> [Requirement]: All of the records should be reproduced word for word, but no images may appear in the copy.

> [Data for review]:
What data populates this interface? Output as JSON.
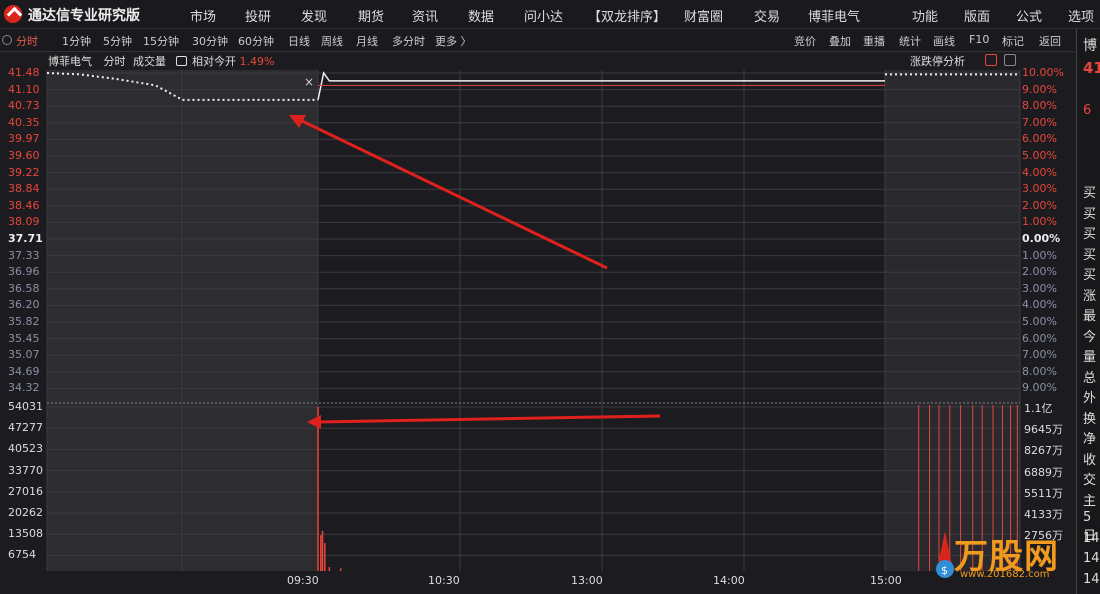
{
  "app": {
    "title": "通达信专业研究版"
  },
  "menu": [
    "市场",
    "投研",
    "发现",
    "期货",
    "资讯",
    "数据",
    "问小达",
    "【双龙排序】",
    "财富圈",
    "交易",
    "博菲电气"
  ],
  "right_menu": [
    "功能",
    "版面",
    "公式",
    "选项"
  ],
  "period_tabs": [
    "分时",
    "1分钟",
    "5分钟",
    "15分钟",
    "30分钟",
    "60分钟",
    "日线",
    "周线",
    "月线",
    "多分时",
    "更多 〉"
  ],
  "tools": [
    "竞价",
    "叠加",
    "重播",
    "统计",
    "画线",
    "F10",
    "标记",
    "返回"
  ],
  "chart_header": {
    "stock_name": "博菲电气",
    "mode": "分时",
    "volume_label": "成交量",
    "relative_label": "相对今开",
    "relative_value": "1.49%",
    "close_mark": "×"
  },
  "limit_analysis": "涨跌停分析",
  "colors": {
    "up": "#e8453a",
    "neutral": "#eeeeee",
    "down": "#8a8fa5",
    "arrow": "#e0201c",
    "accent": "#e85c4a"
  },
  "chart_data": {
    "type": "line",
    "x_ticks": [
      "09:30",
      "10:30",
      "13:00",
      "14:00",
      "15:00"
    ],
    "price_axis": [
      "41.48",
      "41.10",
      "40.73",
      "40.35",
      "39.97",
      "39.60",
      "39.22",
      "38.84",
      "38.46",
      "38.09",
      "37.71",
      "37.33",
      "36.96",
      "36.58",
      "36.20",
      "35.82",
      "35.45",
      "35.07",
      "34.69",
      "34.32"
    ],
    "pct_axis": [
      "10.00%",
      "9.00%",
      "8.00%",
      "7.00%",
      "6.00%",
      "5.00%",
      "4.00%",
      "3.00%",
      "2.00%",
      "1.00%",
      "0.00%",
      "1.00%",
      "2.00%",
      "3.00%",
      "4.00%",
      "5.00%",
      "6.00%",
      "7.00%",
      "8.00%",
      "9.00%"
    ],
    "prev_close": 37.71,
    "ylim": [
      34.32,
      41.48
    ],
    "auction_price": [
      {
        "t": 0.0,
        "p": 41.48
      },
      {
        "t": 0.12,
        "p": 41.45
      },
      {
        "t": 0.25,
        "p": 41.35
      },
      {
        "t": 0.4,
        "p": 41.2
      },
      {
        "t": 0.5,
        "p": 40.87
      },
      {
        "t": 0.7,
        "p": 40.87
      },
      {
        "t": 1.0,
        "p": 40.87
      }
    ],
    "session_price": [
      {
        "t": 0.0,
        "p": 40.87
      },
      {
        "t": 0.01,
        "p": 41.48
      },
      {
        "t": 0.02,
        "p": 41.3
      },
      {
        "t": 0.2,
        "p": 41.3
      },
      {
        "t": 1.0,
        "p": 41.3
      }
    ],
    "volume_axis": [
      "54031",
      "47277",
      "40523",
      "33770",
      "27016",
      "20262",
      "13508",
      "6754"
    ],
    "amount_axis": [
      "1.1亿",
      "9645万",
      "8267万",
      "6889万",
      "5511万",
      "4133万",
      "2756万"
    ],
    "vol_max": 54031,
    "session_volume": [
      {
        "t": 0.0,
        "v": 54031
      },
      {
        "t": 0.005,
        "v": 11800
      },
      {
        "t": 0.008,
        "v": 13200
      },
      {
        "t": 0.012,
        "v": 9200
      },
      {
        "t": 0.02,
        "v": 1300
      },
      {
        "t": 0.04,
        "v": 900
      }
    ],
    "closing_volume": [
      0.25,
      0.33,
      0.4,
      0.48,
      0.56,
      0.65,
      0.72,
      0.8,
      0.87,
      0.93,
      0.98
    ]
  },
  "right_panel": {
    "header": "博",
    "price": "41",
    "extra": "6",
    "labels": [
      "买",
      "买",
      "买",
      "买",
      "买",
      "涨",
      "最",
      "今",
      "量",
      "总",
      "外",
      "换",
      "净",
      "收",
      "交",
      "主",
      "5日",
      "14",
      "14",
      "14"
    ]
  },
  "watermark": {
    "brand": "万股网",
    "url": "www.201682.com"
  }
}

> [Exercise output]:
What data populates this interface? Output as JSON.
{
  "app": {
    "title": "通达信专业研究版"
  },
  "menu": [
    "市场",
    "投研",
    "发现",
    "期货",
    "资讯",
    "数据",
    "问小达",
    "【双龙排序】",
    "财富圈",
    "交易",
    "博菲电气"
  ],
  "right_menu": [
    "功能",
    "版面",
    "公式",
    "选项"
  ],
  "period_tabs": [
    "分时",
    "1分钟",
    "5分钟",
    "15分钟",
    "30分钟",
    "60分钟",
    "日线",
    "周线",
    "月线",
    "多分时",
    "更多 〉"
  ],
  "tools": [
    "竞价",
    "叠加",
    "重播",
    "统计",
    "画线",
    "F10",
    "标记",
    "返回"
  ],
  "chart_header": {
    "stock_name": "博菲电气",
    "mode": "分时",
    "volume_label": "成交量",
    "relative_label": "相对今开",
    "relative_value": "1.49%",
    "close_mark": "×"
  },
  "limit_analysis": "涨跌停分析",
  "colors": {
    "up": "#e8453a",
    "neutral": "#eeeeee",
    "down": "#8a8fa5",
    "arrow": "#e0201c",
    "accent": "#e85c4a"
  },
  "chart_data": {
    "type": "line",
    "x_ticks": [
      "09:30",
      "10:30",
      "13:00",
      "14:00",
      "15:00"
    ],
    "price_axis": [
      "41.48",
      "41.10",
      "40.73",
      "40.35",
      "39.97",
      "39.60",
      "39.22",
      "38.84",
      "38.46",
      "38.09",
      "37.71",
      "37.33",
      "36.96",
      "36.58",
      "36.20",
      "35.82",
      "35.45",
      "35.07",
      "34.69",
      "34.32"
    ],
    "pct_axis": [
      "10.00%",
      "9.00%",
      "8.00%",
      "7.00%",
      "6.00%",
      "5.00%",
      "4.00%",
      "3.00%",
      "2.00%",
      "1.00%",
      "0.00%",
      "1.00%",
      "2.00%",
      "3.00%",
      "4.00%",
      "5.00%",
      "6.00%",
      "7.00%",
      "8.00%",
      "9.00%"
    ],
    "prev_close": 37.71,
    "ylim": [
      34.32,
      41.48
    ],
    "auction_price": [
      {
        "t": 0.0,
        "p": 41.48
      },
      {
        "t": 0.12,
        "p": 41.45
      },
      {
        "t": 0.25,
        "p": 41.35
      },
      {
        "t": 0.4,
        "p": 41.2
      },
      {
        "t": 0.5,
        "p": 40.87
      },
      {
        "t": 0.7,
        "p": 40.87
      },
      {
        "t": 1.0,
        "p": 40.87
      }
    ],
    "session_price": [
      {
        "t": 0.0,
        "p": 40.87
      },
      {
        "t": 0.01,
        "p": 41.48
      },
      {
        "t": 0.02,
        "p": 41.3
      },
      {
        "t": 0.2,
        "p": 41.3
      },
      {
        "t": 1.0,
        "p": 41.3
      }
    ],
    "volume_axis": [
      "54031",
      "47277",
      "40523",
      "33770",
      "27016",
      "20262",
      "13508",
      "6754"
    ],
    "amount_axis": [
      "1.1亿",
      "9645万",
      "8267万",
      "6889万",
      "5511万",
      "4133万",
      "2756万"
    ],
    "vol_max": 54031,
    "session_volume": [
      {
        "t": 0.0,
        "v": 54031
      },
      {
        "t": 0.005,
        "v": 11800
      },
      {
        "t": 0.008,
        "v": 13200
      },
      {
        "t": 0.012,
        "v": 9200
      },
      {
        "t": 0.02,
        "v": 1300
      },
      {
        "t": 0.04,
        "v": 900
      }
    ],
    "closing_volume": [
      0.25,
      0.33,
      0.4,
      0.48,
      0.56,
      0.65,
      0.72,
      0.8,
      0.87,
      0.93,
      0.98
    ]
  },
  "right_panel": {
    "header": "博",
    "price": "41",
    "extra": "6",
    "labels": [
      "买",
      "买",
      "买",
      "买",
      "买",
      "涨",
      "最",
      "今",
      "量",
      "总",
      "外",
      "换",
      "净",
      "收",
      "交",
      "主",
      "5日",
      "14",
      "14",
      "14"
    ]
  },
  "watermark": {
    "brand": "万股网",
    "url": "www.201682.com"
  }
}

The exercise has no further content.